The country’s antiquated work visa restrictions has sent a Sunnyvale-based company on a radical mission to host entrepreneurs from around the world in international waters on either a converted cruise ship or barge by as early as the first quarter of 2014.
Blueseed has just secured $300,000 in venture capital funding to help get the project off the ground although the company anticipates needing up to $35 million to make the offshore community a reality.
It proposes to station a ship in international waters off the coast of Half Moon Bay and have residents commute to Pillar Point Harbor via ferry.
The location will allow startup entrepreneurs from anywhere in the world to start or grow their company near Silicon Valley, without the need for a U.S. work visa, according to Blueseed.

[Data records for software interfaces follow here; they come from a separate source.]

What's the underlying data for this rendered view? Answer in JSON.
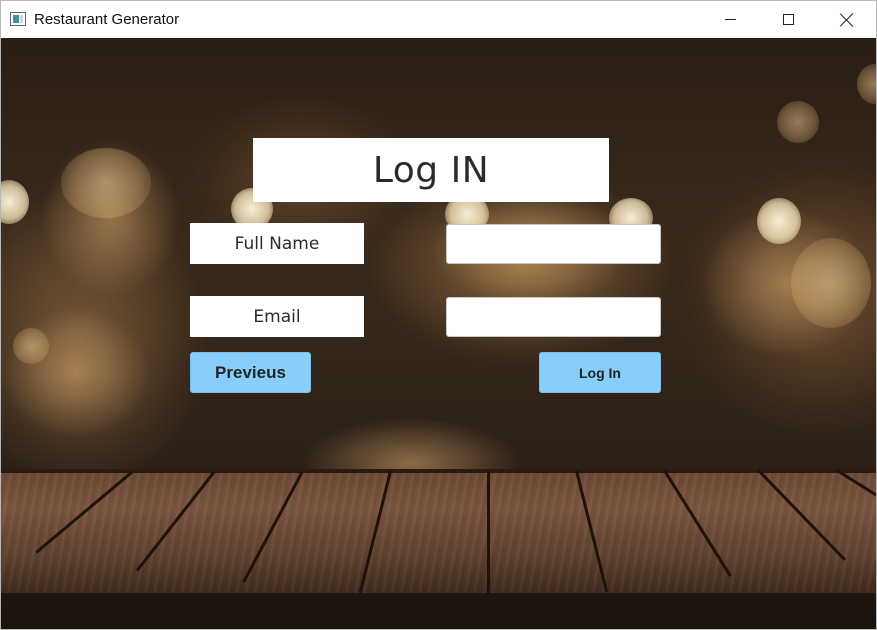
{
  "window": {
    "title": "Restaurant Generator",
    "controls": [
      "minimize",
      "maximize",
      "close"
    ]
  },
  "form": {
    "heading": "Log IN",
    "full_name_label": "Full Name",
    "full_name_value": "",
    "email_label": "Email",
    "email_value": "",
    "previous_button": "Previeus",
    "login_button": "Log In"
  },
  "colors": {
    "button_fill": "#87cefa",
    "panel_fill": "#ffffff",
    "text": "#2b2b2b"
  },
  "icons": {
    "app": "app-window-icon",
    "minimize": "minimize-icon",
    "maximize": "maximize-icon",
    "close": "close-icon"
  }
}
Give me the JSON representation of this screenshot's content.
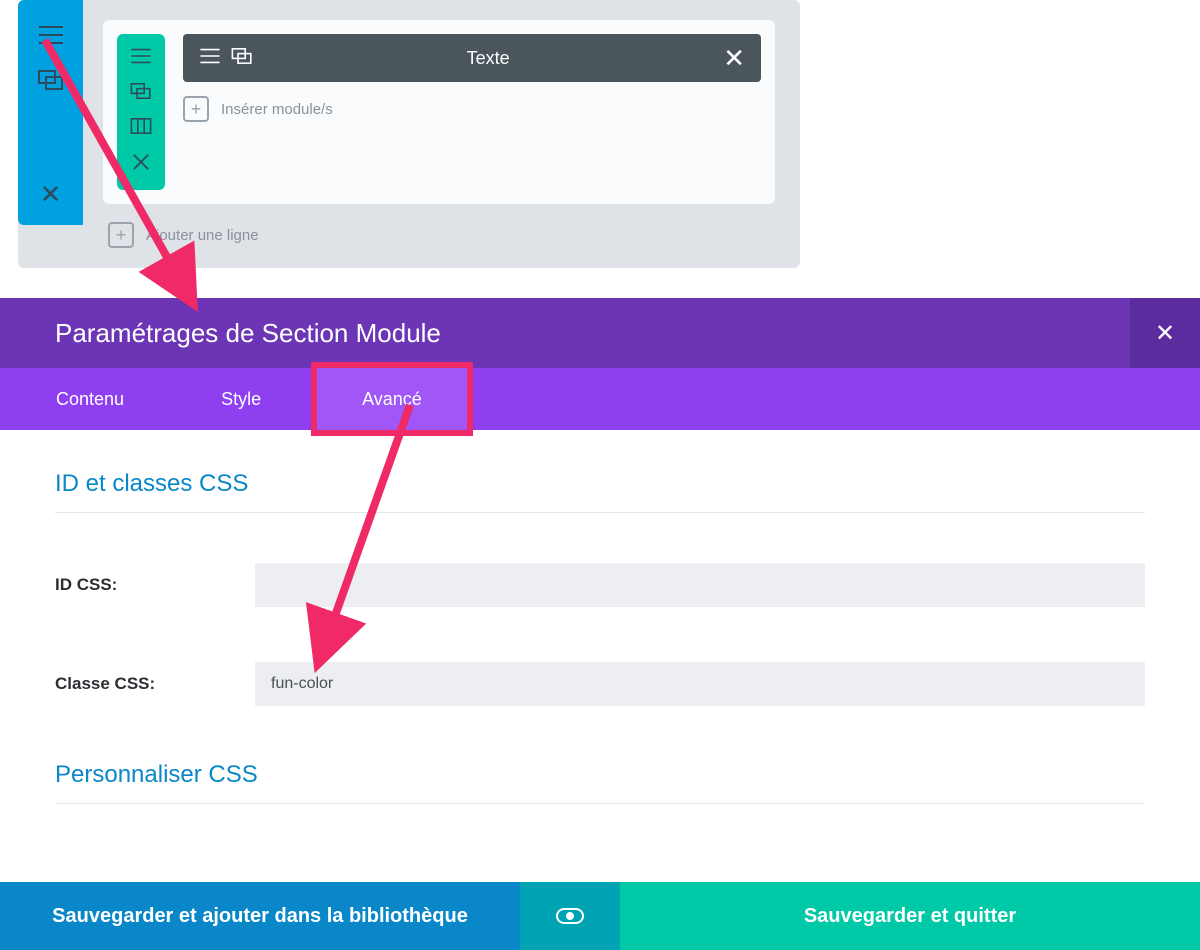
{
  "builder": {
    "module_title": "Texte",
    "insert_module_label": "Insérer module/s",
    "add_line_label": "Ajouter une ligne"
  },
  "modal": {
    "title": "Paramétrages de Section Module",
    "tabs": {
      "content": "Contenu",
      "style": "Style",
      "advanced": "Avancé"
    },
    "sections": {
      "id_classes": "ID et classes CSS",
      "custom_css": "Personnaliser CSS"
    },
    "fields": {
      "id_css_label": "ID CSS:",
      "id_css_value": "",
      "class_css_label": "Classe CSS:",
      "class_css_value": "fun-color"
    }
  },
  "footer": {
    "save_library": "Sauvegarder et ajouter dans la bibliothèque",
    "save_quit": "Sauvegarder et quitter"
  },
  "colors": {
    "purple_dark": "#6b35b5",
    "purple": "#8e3ff0",
    "purple_light": "#a156f7",
    "blue": "#00a1e0",
    "teal": "#00c9a7",
    "cyan": "#00a3b3",
    "link_blue": "#0a87c9",
    "annotation_pink": "#ef2a66"
  }
}
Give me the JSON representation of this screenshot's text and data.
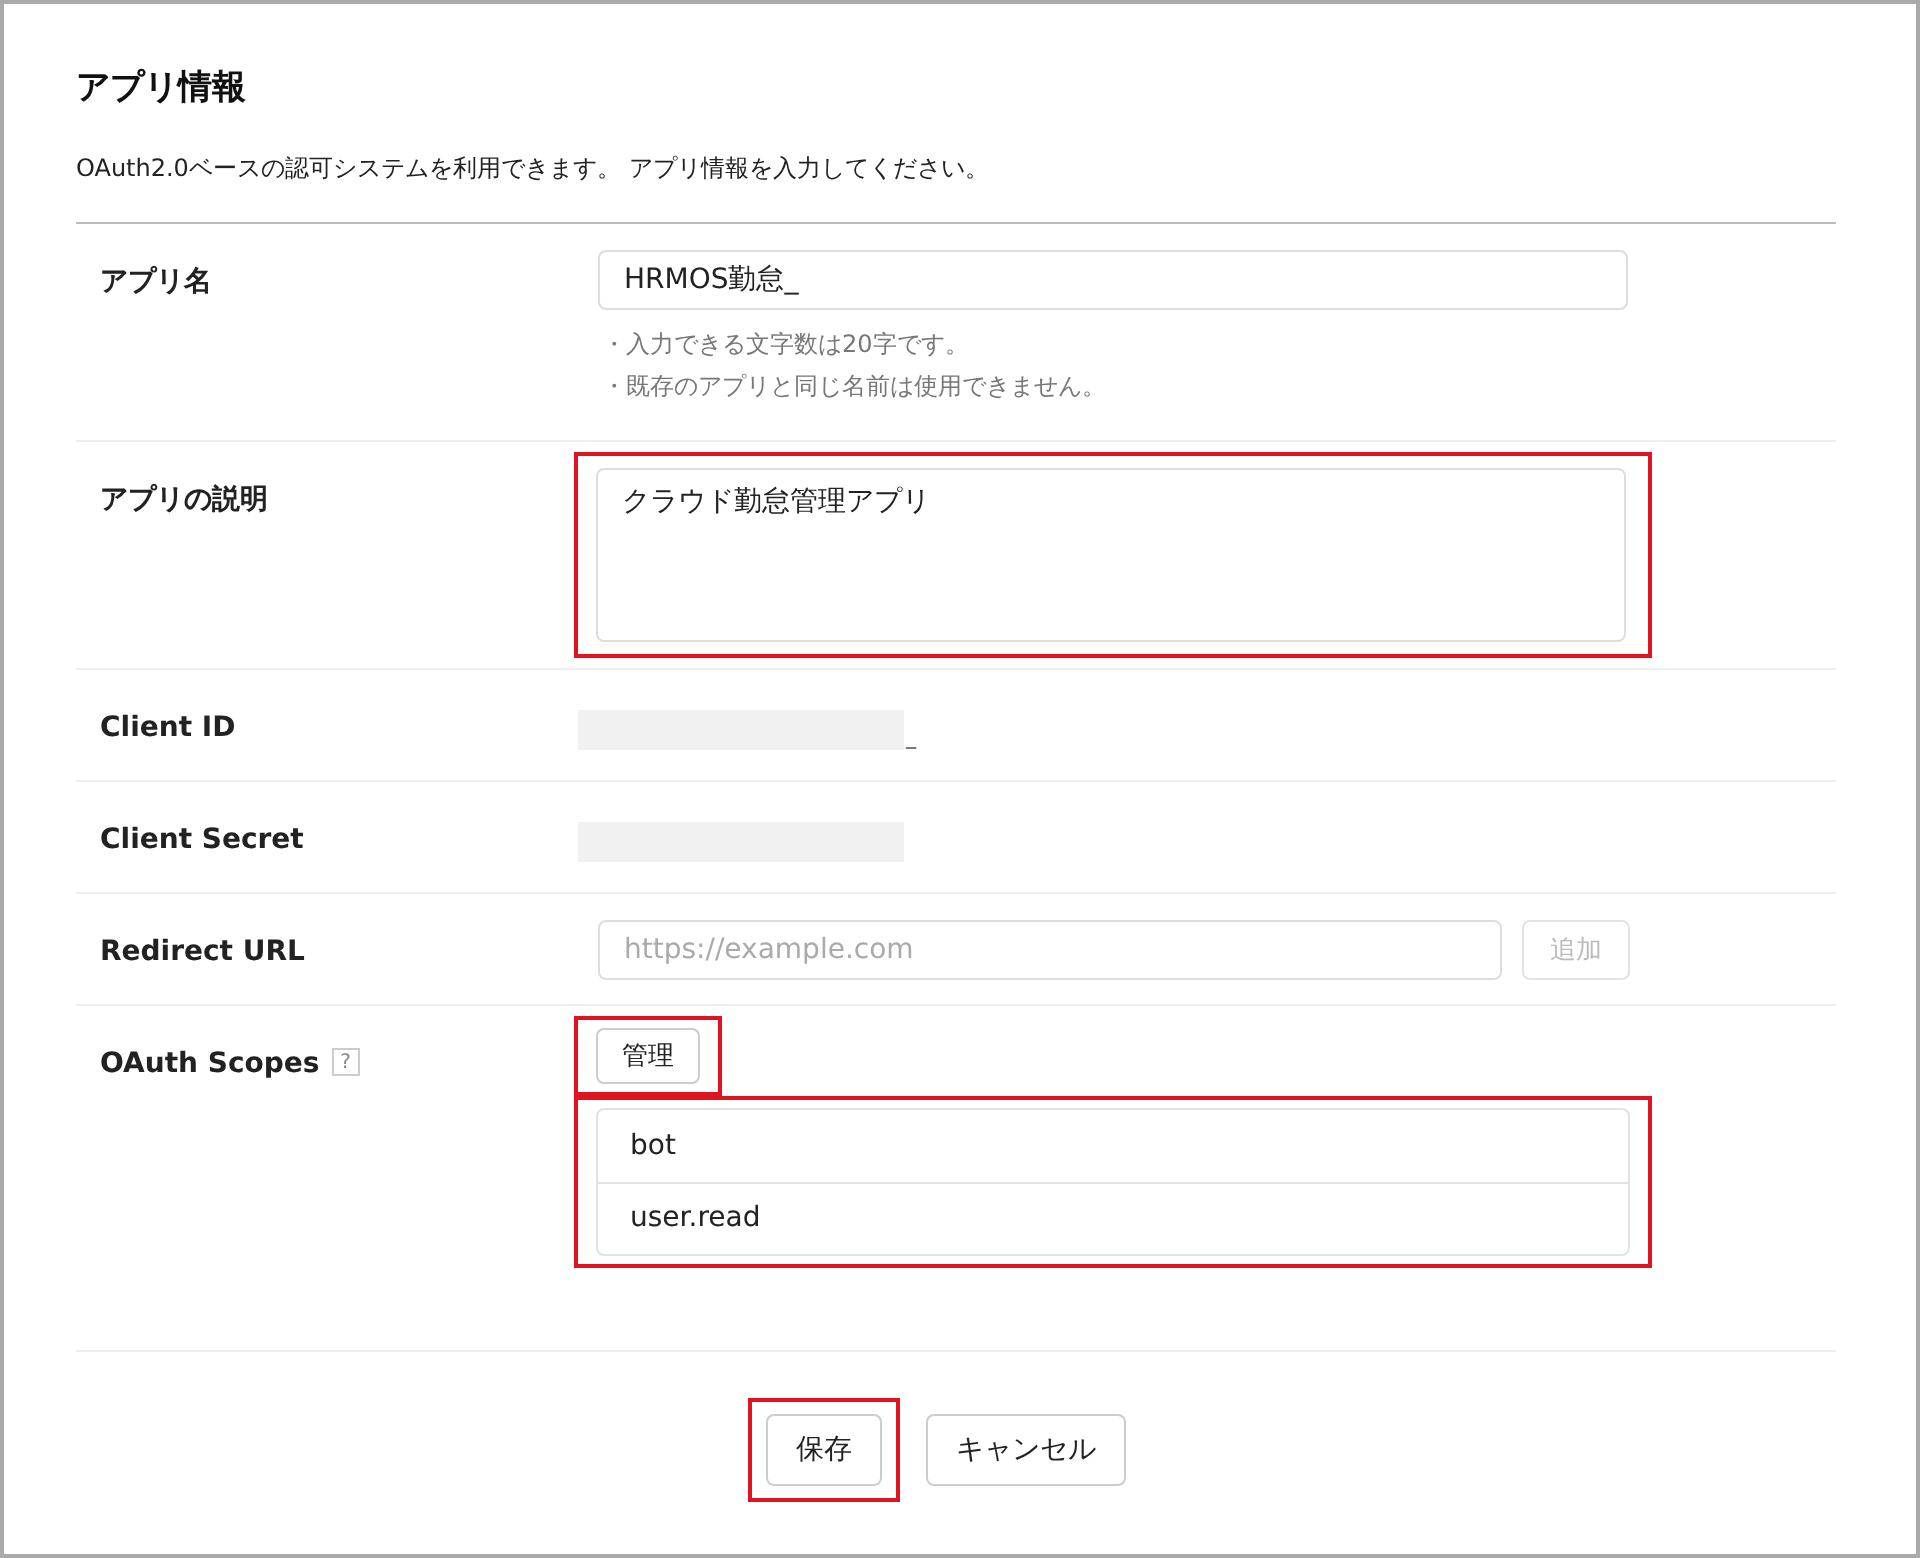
{
  "title": "アプリ情報",
  "description": "OAuth2.0ベースの認可システムを利用できます。 アプリ情報を入力してください。",
  "fields": [
    {
      "kind": "text",
      "label": "アプリ名",
      "value": "HRMOS勤怠_",
      "notes": [
        "・入力できる文字数は20字です。",
        "・既存のアプリと同じ名前は使用できません。"
      ]
    },
    {
      "kind": "textarea",
      "label": "アプリの説明",
      "value": "クラウド勤怠管理アプリ",
      "highlighted": true
    },
    {
      "kind": "redacted",
      "label": "Client ID",
      "suffix": "_"
    },
    {
      "kind": "redacted",
      "label": "Client Secret"
    },
    {
      "kind": "url",
      "label": "Redirect URL",
      "placeholder": "https://example.com",
      "button": "追加",
      "button_disabled": true
    },
    {
      "kind": "scopes",
      "label": "OAuth Scopes",
      "help": "?",
      "button": "管理",
      "button_highlighted": true,
      "scopes": [
        "bot",
        "user.read"
      ],
      "highlighted": true
    }
  ],
  "actions": [
    {
      "label": "保存",
      "highlighted": true
    },
    {
      "label": "キャンセル",
      "highlighted": false
    }
  ]
}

The company was co-founded in 2011 by Max Marty and Dario Mutabdzija, who had worked together at the Seasteading Institute, which promotes the concept of floating cities and contends "the ocean is the next frontier of human civilization.”
"It is a first-of-its-kind concept that will basically house companies,” Mutabdzija said.
The company is also considering leasing a cruise ship that could bring down the cost of the venture substantially, he told the Daily Journal.
"It’s the next evolution in the ship industry,” Mutabdzija said.
Ship residents will be charged from $1,200 to $3,000 a month for living and office space, according to Blueseed.
Ship amenities will include catering, full-service gymnasium, medical services, high-speed Internet access and a post office.
Blueseed proposes to host up to 1,000 residents at a time on the ship with a crew of up to 300.
Since U.S. immigration laws will not apply, tenants would work and live on the ship, and can get temporary visas to take a ferry to the mainland via Pillar Point Harbor, according to Blueseed.
Blueseed secured about $300,000 in venture capital investments last month from Floodgate Fund, Correlation Ventures and Zhenfund.
Bill Silverfarb can be reached by email: email@example.com or by phone: (650) 344-5200 ext. 106.